Just a few short weeks ago, a scene much like the opening of Kafka’s The Trial marked the beginning of the end of my year-long life in Abu Dhabi: Someone must have been telling lies about Youssef R, for without having done anything wrong he was divested of his belongings one fine evening. His Tamil cleaner, who should have been there to oversee the procedure, failed to appear. That was totally unexpected. R was lounging about with two American friends, watching Barack Obama’s inauguration on TV, when two men, having mysteriously arrived at his apartment, found their way straight into the room without knocking or ringing the door bell, which was out of order anyway.
Listen carefully, my son: bombs were falling
over Mexico City
but no one even noticed.
The air carried poison through
the streets and open windows.
You’d just finished eating and were watching
cartoons on TV.
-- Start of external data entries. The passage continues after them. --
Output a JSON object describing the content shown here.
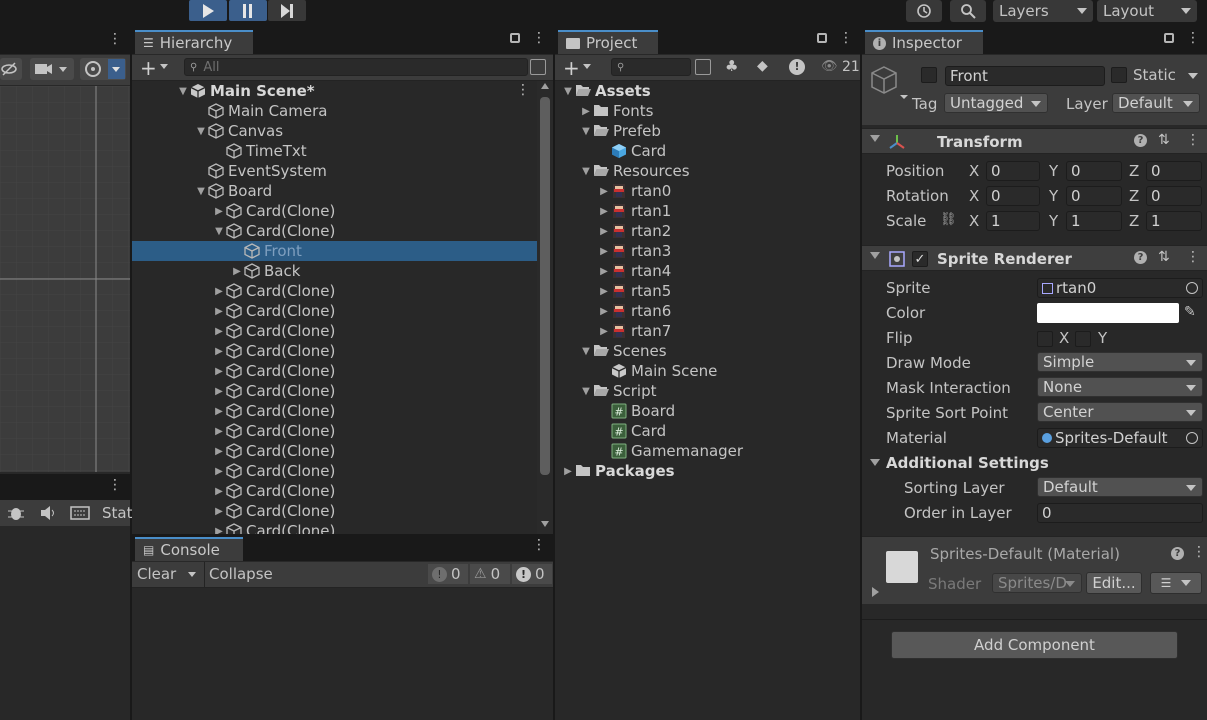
{
  "toolbar": {
    "layers_label": "Layers",
    "layout_label": "Layout"
  },
  "scene": {
    "stats_label": "Stat"
  },
  "hierarchy": {
    "tab_label": "Hierarchy",
    "search_placeholder": "All",
    "items": [
      {
        "label": "Main Scene*",
        "depth": 0,
        "expanded": true,
        "icon": "unity-scene-icon",
        "bold": true
      },
      {
        "label": "Main Camera",
        "depth": 1,
        "expanded": null,
        "icon": "gameobject-cube-icon"
      },
      {
        "label": "Canvas",
        "depth": 1,
        "expanded": true,
        "icon": "gameobject-cube-icon"
      },
      {
        "label": "TimeTxt",
        "depth": 2,
        "expanded": null,
        "icon": "gameobject-cube-icon"
      },
      {
        "label": "EventSystem",
        "depth": 1,
        "expanded": null,
        "icon": "gameobject-cube-icon"
      },
      {
        "label": "Board",
        "depth": 1,
        "expanded": true,
        "icon": "gameobject-cube-icon"
      },
      {
        "label": "Card(Clone)",
        "depth": 2,
        "expanded": false,
        "icon": "gameobject-cube-icon"
      },
      {
        "label": "Card(Clone)",
        "depth": 2,
        "expanded": true,
        "icon": "gameobject-cube-icon"
      },
      {
        "label": "Front",
        "depth": 3,
        "expanded": null,
        "icon": "gameobject-cube-icon",
        "selected": true
      },
      {
        "label": "Back",
        "depth": 3,
        "expanded": false,
        "icon": "gameobject-cube-icon"
      },
      {
        "label": "Card(Clone)",
        "depth": 2,
        "expanded": false,
        "icon": "gameobject-cube-icon"
      },
      {
        "label": "Card(Clone)",
        "depth": 2,
        "expanded": false,
        "icon": "gameobject-cube-icon"
      },
      {
        "label": "Card(Clone)",
        "depth": 2,
        "expanded": false,
        "icon": "gameobject-cube-icon"
      },
      {
        "label": "Card(Clone)",
        "depth": 2,
        "expanded": false,
        "icon": "gameobject-cube-icon"
      },
      {
        "label": "Card(Clone)",
        "depth": 2,
        "expanded": false,
        "icon": "gameobject-cube-icon"
      },
      {
        "label": "Card(Clone)",
        "depth": 2,
        "expanded": false,
        "icon": "gameobject-cube-icon"
      },
      {
        "label": "Card(Clone)",
        "depth": 2,
        "expanded": false,
        "icon": "gameobject-cube-icon"
      },
      {
        "label": "Card(Clone)",
        "depth": 2,
        "expanded": false,
        "icon": "gameobject-cube-icon"
      },
      {
        "label": "Card(Clone)",
        "depth": 2,
        "expanded": false,
        "icon": "gameobject-cube-icon"
      },
      {
        "label": "Card(Clone)",
        "depth": 2,
        "expanded": false,
        "icon": "gameobject-cube-icon"
      },
      {
        "label": "Card(Clone)",
        "depth": 2,
        "expanded": false,
        "icon": "gameobject-cube-icon"
      },
      {
        "label": "Card(Clone)",
        "depth": 2,
        "expanded": false,
        "icon": "gameobject-cube-icon"
      },
      {
        "label": "Card(Clone)",
        "depth": 2,
        "expanded": false,
        "icon": "gameobject-cube-icon"
      }
    ]
  },
  "console": {
    "tab_label": "Console",
    "clear_label": "Clear",
    "collapse_label": "Collapse",
    "info_count": "0",
    "warning_count": "0",
    "error_count": "0"
  },
  "project": {
    "tab_label": "Project",
    "hidden_count": "21",
    "items": [
      {
        "label": "Assets",
        "depth": 0,
        "expanded": true,
        "icon": "folder-open-icon",
        "bold": true
      },
      {
        "label": "Fonts",
        "depth": 1,
        "expanded": false,
        "icon": "folder-icon"
      },
      {
        "label": "Prefeb",
        "depth": 1,
        "expanded": true,
        "icon": "folder-open-icon"
      },
      {
        "label": "Card",
        "depth": 2,
        "expanded": null,
        "icon": "prefab-cube-icon"
      },
      {
        "label": "Resources",
        "depth": 1,
        "expanded": true,
        "icon": "folder-open-icon"
      },
      {
        "label": "rtan0",
        "depth": 2,
        "expanded": false,
        "icon": "sprite-thumbnail-icon"
      },
      {
        "label": "rtan1",
        "depth": 2,
        "expanded": false,
        "icon": "sprite-thumbnail-icon"
      },
      {
        "label": "rtan2",
        "depth": 2,
        "expanded": false,
        "icon": "sprite-thumbnail-icon"
      },
      {
        "label": "rtan3",
        "depth": 2,
        "expanded": false,
        "icon": "sprite-thumbnail-icon"
      },
      {
        "label": "rtan4",
        "depth": 2,
        "expanded": false,
        "icon": "sprite-thumbnail-icon"
      },
      {
        "label": "rtan5",
        "depth": 2,
        "expanded": false,
        "icon": "sprite-thumbnail-icon"
      },
      {
        "label": "rtan6",
        "depth": 2,
        "expanded": false,
        "icon": "sprite-thumbnail-icon"
      },
      {
        "label": "rtan7",
        "depth": 2,
        "expanded": false,
        "icon": "sprite-thumbnail-icon"
      },
      {
        "label": "Scenes",
        "depth": 1,
        "expanded": true,
        "icon": "folder-open-icon"
      },
      {
        "label": "Main Scene",
        "depth": 2,
        "expanded": null,
        "icon": "unity-scene-icon"
      },
      {
        "label": "Script",
        "depth": 1,
        "expanded": true,
        "icon": "folder-open-icon"
      },
      {
        "label": "Board",
        "depth": 2,
        "expanded": null,
        "icon": "csharp-script-icon"
      },
      {
        "label": "Card",
        "depth": 2,
        "expanded": null,
        "icon": "csharp-script-icon"
      },
      {
        "label": "Gamemanager",
        "depth": 2,
        "expanded": null,
        "icon": "csharp-script-icon"
      },
      {
        "label": "Packages",
        "depth": 0,
        "expanded": false,
        "icon": "folder-icon",
        "bold": true
      }
    ]
  },
  "inspector": {
    "tab_label": "Inspector",
    "object_name": "Front",
    "static_label": "Static",
    "tag_label": "Tag",
    "tag_value": "Untagged",
    "layer_label": "Layer",
    "layer_value": "Default",
    "transform": {
      "title": "Transform",
      "position_label": "Position",
      "rotation_label": "Rotation",
      "scale_label": "Scale",
      "axis_x": "X",
      "axis_y": "Y",
      "axis_z": "Z",
      "position": {
        "x": "0",
        "y": "0",
        "z": "0"
      },
      "rotation": {
        "x": "0",
        "y": "0",
        "z": "0"
      },
      "scale": {
        "x": "1",
        "y": "1",
        "z": "1"
      }
    },
    "sprite_renderer": {
      "title": "Sprite Renderer",
      "sprite_label": "Sprite",
      "sprite_value": "rtan0",
      "color_label": "Color",
      "color_value": "#ffffff",
      "flip_label": "Flip",
      "flip_x": "X",
      "flip_y": "Y",
      "draw_mode_label": "Draw Mode",
      "draw_mode_value": "Simple",
      "mask_label": "Mask Interaction",
      "mask_value": "None",
      "sort_point_label": "Sprite Sort Point",
      "sort_point_value": "Center",
      "material_label": "Material",
      "material_value": "Sprites-Default",
      "additional_label": "Additional Settings",
      "sorting_layer_label": "Sorting Layer",
      "sorting_layer_value": "Default",
      "order_label": "Order in Layer",
      "order_value": "0"
    },
    "material": {
      "title": "Sprites-Default (Material)",
      "shader_label": "Shader",
      "shader_value": "Sprites/D",
      "edit_label": "Edit..."
    },
    "add_component_label": "Add Component"
  },
  "colors": {
    "accent": "#3b5f8c",
    "selection": "#2c5d87",
    "panel": "#282828"
  }
}
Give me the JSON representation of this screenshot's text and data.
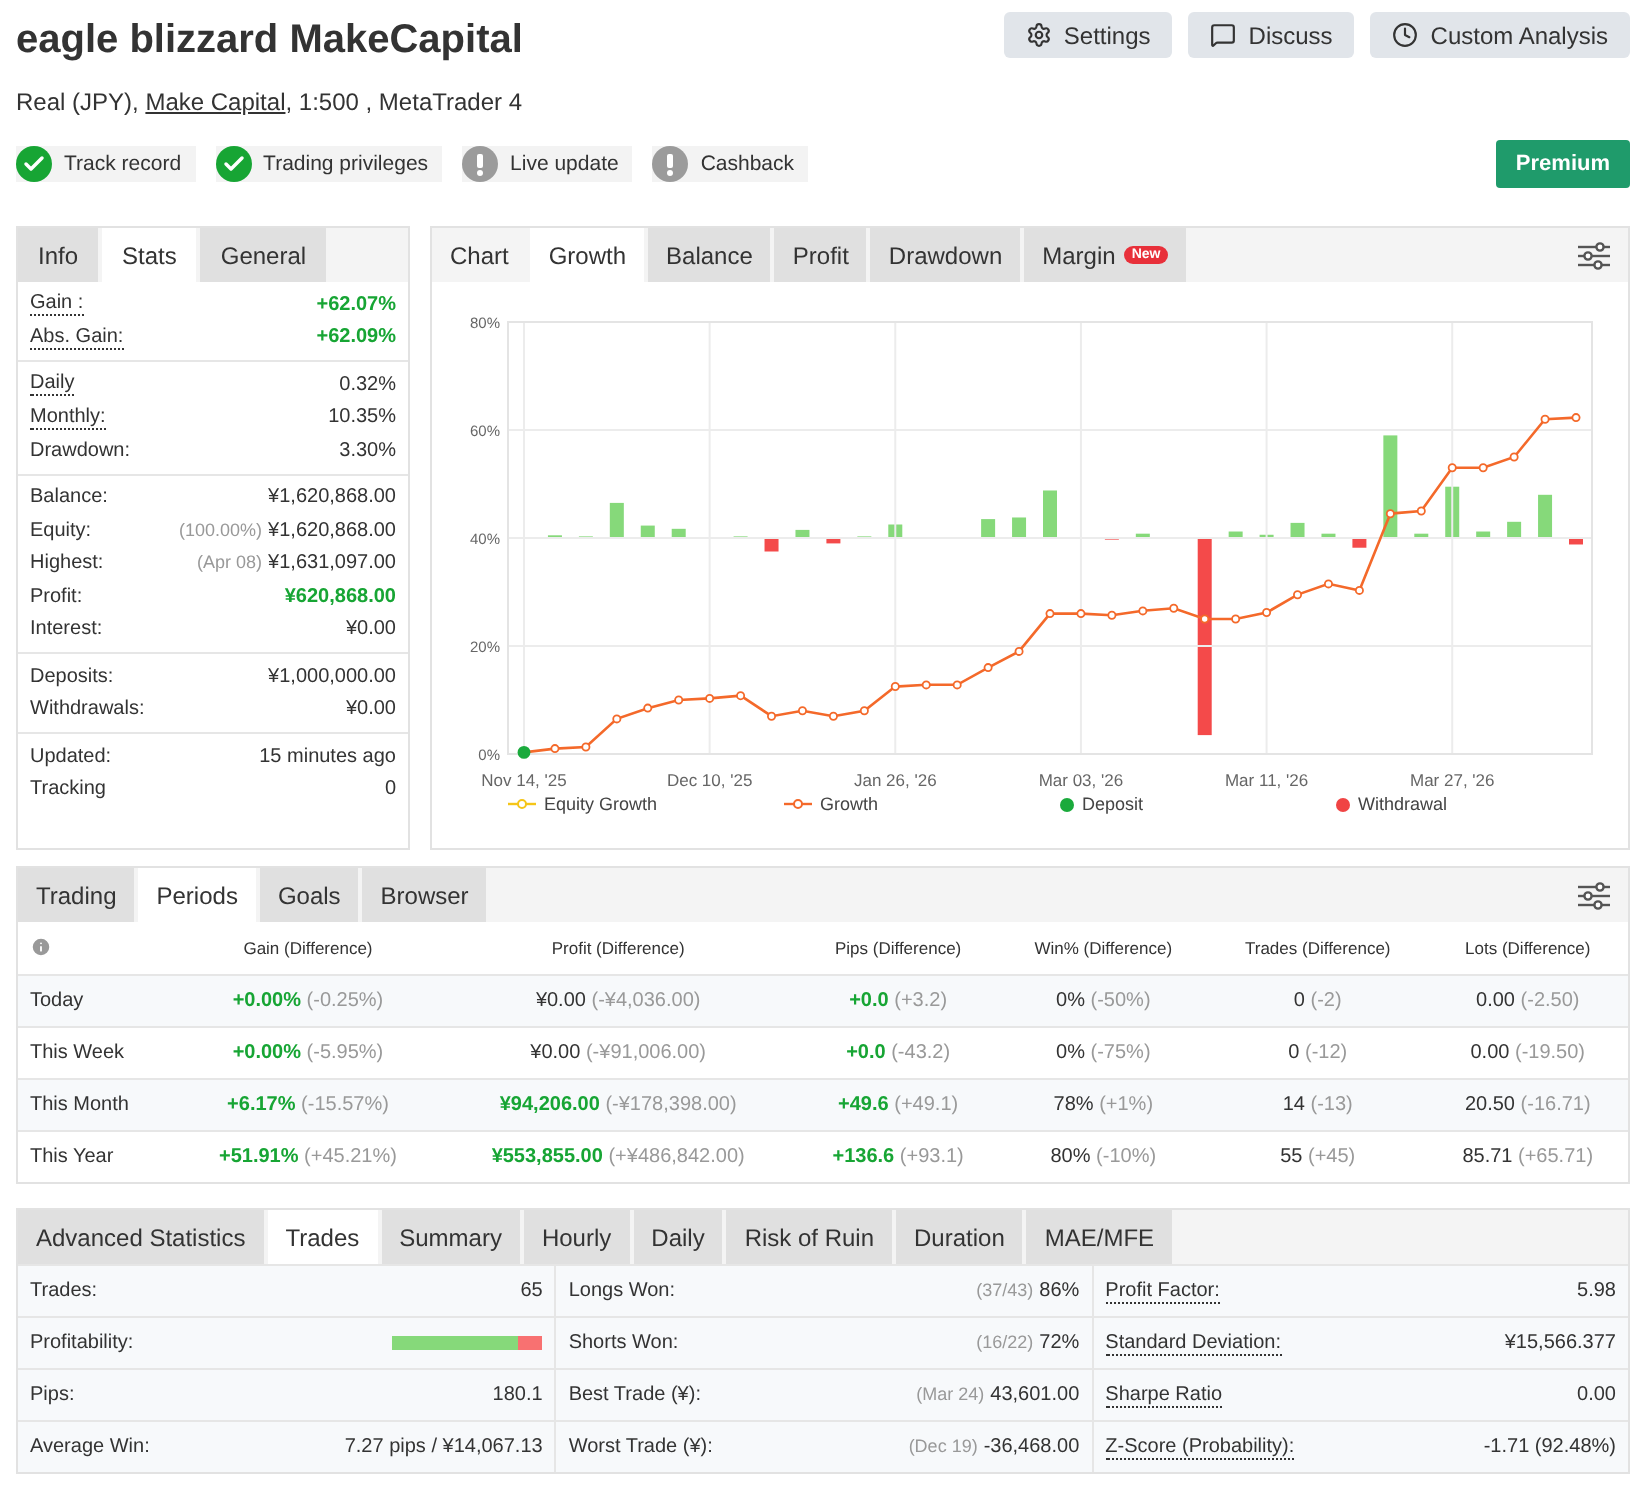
{
  "header": {
    "title": "eagle blizzard MakeCapital",
    "subtitle_prefix": "Real (JPY),",
    "broker_link": "Make Capital",
    "subtitle_suffix": ", 1:500 , MetaTrader 4",
    "actions": [
      {
        "kind": "gear",
        "label": "Settings"
      },
      {
        "kind": "chat",
        "label": "Discuss"
      },
      {
        "kind": "clock",
        "label": "Custom Analysis"
      }
    ],
    "badges": [
      {
        "label": "Track record",
        "verified": true
      },
      {
        "label": "Trading privileges",
        "verified": true
      },
      {
        "label": "Live update",
        "verified": false
      },
      {
        "label": "Cashback",
        "verified": false
      }
    ],
    "premium": "Premium"
  },
  "stats_panel": {
    "tabs": [
      {
        "label": "Info",
        "selected": false
      },
      {
        "label": "Stats",
        "selected": true
      },
      {
        "label": "General",
        "selected": false
      }
    ],
    "groups": [
      [
        {
          "label": "Gain :",
          "value": "+62.07%",
          "dotted": true,
          "green": true
        },
        {
          "label": "Abs. Gain:",
          "value": "+62.09%",
          "dotted": true,
          "green": true
        }
      ],
      [
        {
          "label": "Daily",
          "value": "0.32%",
          "dotted": true,
          "green": false
        },
        {
          "label": "Monthly:",
          "value": "10.35%",
          "dotted": true,
          "green": false
        },
        {
          "label": "Drawdown:",
          "value": "3.30%",
          "dotted": false,
          "green": false
        }
      ],
      [
        {
          "label": "Balance:",
          "value": "¥1,620,868.00",
          "dotted": false,
          "green": false
        },
        {
          "label": "Equity:",
          "note": "(100.00%)",
          "value": "¥1,620,868.00",
          "dotted": false,
          "green": false
        },
        {
          "label": "Highest:",
          "note": "(Apr 08)",
          "value": "¥1,631,097.00",
          "dotted": false,
          "green": false
        },
        {
          "label": "Profit:",
          "value": "¥620,868.00",
          "dotted": false,
          "green": true
        },
        {
          "label": "Interest:",
          "value": "¥0.00",
          "dotted": false,
          "green": false
        }
      ],
      [
        {
          "label": "Deposits:",
          "value": "¥1,000,000.00",
          "dotted": false,
          "green": false
        },
        {
          "label": "Withdrawals:",
          "value": "¥0.00",
          "dotted": false,
          "green": false
        }
      ],
      [
        {
          "label": "Updated:",
          "value": "15 minutes ago",
          "dotted": false,
          "green": false
        },
        {
          "label": "Tracking",
          "value": "0",
          "dotted": false,
          "green": false
        }
      ]
    ]
  },
  "chart_panel": {
    "heading": "Chart",
    "tabs": [
      {
        "label": "Growth",
        "selected": true
      },
      {
        "label": "Balance",
        "selected": false
      },
      {
        "label": "Profit",
        "selected": false
      },
      {
        "label": "Drawdown",
        "selected": false
      },
      {
        "label": "Margin",
        "selected": false,
        "badge": "New"
      }
    ],
    "chart_data": {
      "type": "line",
      "categories": [
        "Nov 14, '25",
        null,
        null,
        null,
        null,
        null,
        "Dec 10, '25",
        null,
        null,
        null,
        null,
        null,
        "Jan 26, '26",
        null,
        null,
        null,
        null,
        null,
        "Mar 03, '26",
        null,
        null,
        null,
        null,
        null,
        "Mar 11, '26",
        null,
        null,
        null,
        null,
        null,
        "Mar 27, '26",
        null,
        null,
        null,
        null
      ],
      "yticks": [
        {
          "value": 0,
          "label": "0%"
        },
        {
          "value": 20,
          "label": "20%"
        },
        {
          "value": 40,
          "label": "40%"
        },
        {
          "value": 60,
          "label": "60%"
        },
        {
          "value": 80,
          "label": "80%"
        }
      ],
      "ylim": [
        0,
        80
      ],
      "grid": true,
      "series": [
        {
          "name": "Growth",
          "color": "#f4692a",
          "marker": true,
          "values": [
            0.3,
            1,
            1.3,
            6.5,
            8.5,
            10,
            10.3,
            10.8,
            7,
            8,
            7,
            8,
            12.5,
            12.8,
            12.8,
            16,
            19,
            26,
            26,
            25.7,
            26.5,
            27,
            25,
            25,
            26.2,
            29.5,
            31.5,
            30.3,
            44.5,
            45,
            53,
            53,
            55,
            62,
            62.3
          ]
        }
      ]
    },
    "legend": [
      {
        "kind": "line",
        "label": "Equity Growth",
        "color": "#f5c518"
      },
      {
        "kind": "dot",
        "label": "Deposit",
        "color": "#1aaa3c"
      },
      {
        "kind": "dot",
        "label": "Withdrawal",
        "color": "#f04444"
      }
    ]
  },
  "periods_panel": {
    "tabs": [
      {
        "label": "Trading",
        "selected": false
      },
      {
        "label": "Periods",
        "selected": true
      },
      {
        "label": "Goals",
        "selected": false
      },
      {
        "label": "Browser",
        "selected": false
      }
    ],
    "columns": [
      "Gain (Difference)",
      "Profit (Difference)",
      "Pips (Difference)",
      "Win% (Difference)",
      "Trades (Difference)",
      "Lots (Difference)"
    ],
    "rows": [
      {
        "period": "Today",
        "cells": [
          {
            "value": "+0.00%",
            "diff": "(-0.25%)",
            "green": true
          },
          {
            "value": "¥0.00",
            "diff": "(-¥4,036.00)",
            "green": false
          },
          {
            "value": "+0.0",
            "diff": "(+3.2)",
            "green": true
          },
          {
            "value": "0%",
            "diff": "(-50%)",
            "green": false
          },
          {
            "value": "0",
            "diff": "(-2)",
            "green": false
          },
          {
            "value": "0.00",
            "diff": "(-2.50)",
            "green": false
          }
        ]
      },
      {
        "period": "This Week",
        "cells": [
          {
            "value": "+0.00%",
            "diff": "(-5.95%)",
            "green": true
          },
          {
            "value": "¥0.00",
            "diff": "(-¥91,006.00)",
            "green": false
          },
          {
            "value": "+0.0",
            "diff": "(-43.2)",
            "green": true
          },
          {
            "value": "0%",
            "diff": "(-75%)",
            "green": false
          },
          {
            "value": "0",
            "diff": "(-12)",
            "green": false
          },
          {
            "value": "0.00",
            "diff": "(-19.50)",
            "green": false
          }
        ]
      },
      {
        "period": "This Month",
        "cells": [
          {
            "value": "+6.17%",
            "diff": "(-15.57%)",
            "green": true
          },
          {
            "value": "¥94,206.00",
            "diff": "(-¥178,398.00)",
            "green": true
          },
          {
            "value": "+49.6",
            "diff": "(+49.1)",
            "green": true
          },
          {
            "value": "78%",
            "diff": "(+1%)",
            "green": false
          },
          {
            "value": "14",
            "diff": "(-13)",
            "green": false
          },
          {
            "value": "20.50",
            "diff": "(-16.71)",
            "green": false
          }
        ]
      },
      {
        "period": "This Year",
        "cells": [
          {
            "value": "+51.91%",
            "diff": "(+45.21%)",
            "green": true
          },
          {
            "value": "¥553,855.00",
            "diff": "(+¥486,842.00)",
            "green": true
          },
          {
            "value": "+136.6",
            "diff": "(+93.1)",
            "green": true
          },
          {
            "value": "80%",
            "diff": "(-10%)",
            "green": false
          },
          {
            "value": "55",
            "diff": "(+45)",
            "green": false
          },
          {
            "value": "85.71",
            "diff": "(+65.71)",
            "green": false
          }
        ]
      }
    ]
  },
  "advanced_panel": {
    "tabs": [
      {
        "label": "Advanced Statistics",
        "selected": false
      },
      {
        "label": "Trades",
        "selected": true
      },
      {
        "label": "Summary",
        "selected": false
      },
      {
        "label": "Hourly",
        "selected": false
      },
      {
        "label": "Daily",
        "selected": false
      },
      {
        "label": "Risk of Ruin",
        "selected": false
      },
      {
        "label": "Duration",
        "selected": false
      },
      {
        "label": "MAE/MFE",
        "selected": false
      }
    ],
    "rows": [
      [
        {
          "kind": "text",
          "label": "Trades:",
          "value": "65",
          "dotted": false
        },
        {
          "kind": "text",
          "label": "Longs Won:",
          "note": "(37/43)",
          "value": "86%",
          "dotted": false
        },
        {
          "kind": "text",
          "label": "Profit Factor:",
          "value": "5.98",
          "dotted": true
        }
      ],
      [
        {
          "kind": "bar",
          "label": "Profitability:",
          "level": 0.84,
          "dotted": false
        },
        {
          "kind": "text",
          "label": "Shorts Won:",
          "note": "(16/22)",
          "value": "72%",
          "dotted": false
        },
        {
          "kind": "text",
          "label": "Standard Deviation:",
          "value": "¥15,566.377",
          "dotted": true
        }
      ],
      [
        {
          "kind": "text",
          "label": "Pips:",
          "value": "180.1",
          "dotted": false
        },
        {
          "kind": "text",
          "label": "Best Trade (¥):",
          "note": "(Mar 24)",
          "value": "43,601.00",
          "dotted": false
        },
        {
          "kind": "text",
          "label": "Sharpe Ratio",
          "value": "0.00",
          "dotted": true
        }
      ],
      [
        {
          "kind": "text",
          "label": "Average Win:",
          "value": "7.27 pips / ¥14,067.13",
          "dotted": false
        },
        {
          "kind": "text",
          "label": "Worst Trade (¥):",
          "note": "(Dec 19)",
          "value": "-36,468.00",
          "dotted": false
        },
        {
          "kind": "text",
          "label": "Z-Score (Probability):",
          "value": "-1.71 (92.48%)",
          "dotted": true
        }
      ]
    ]
  }
}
I was reading in the bedroom next door
when I realized we were going to die.
Despite the dizziness and nausea I dragged myself
to the kitchen and found you on the floor.
We hugged. You asked what was happening
and I didn’t tell you we were on death’s program
but instead that we were going on a journey,
one more, together, and that you shouldn’t be afraid.
When it left, death didn’t even
close our eyes.
What are we? you asked a week or year later,
Ants, bees, wrong numbers
in the big rotten soup of chance?
We’re human beings, my son, almost birds,
public heroes and secrets.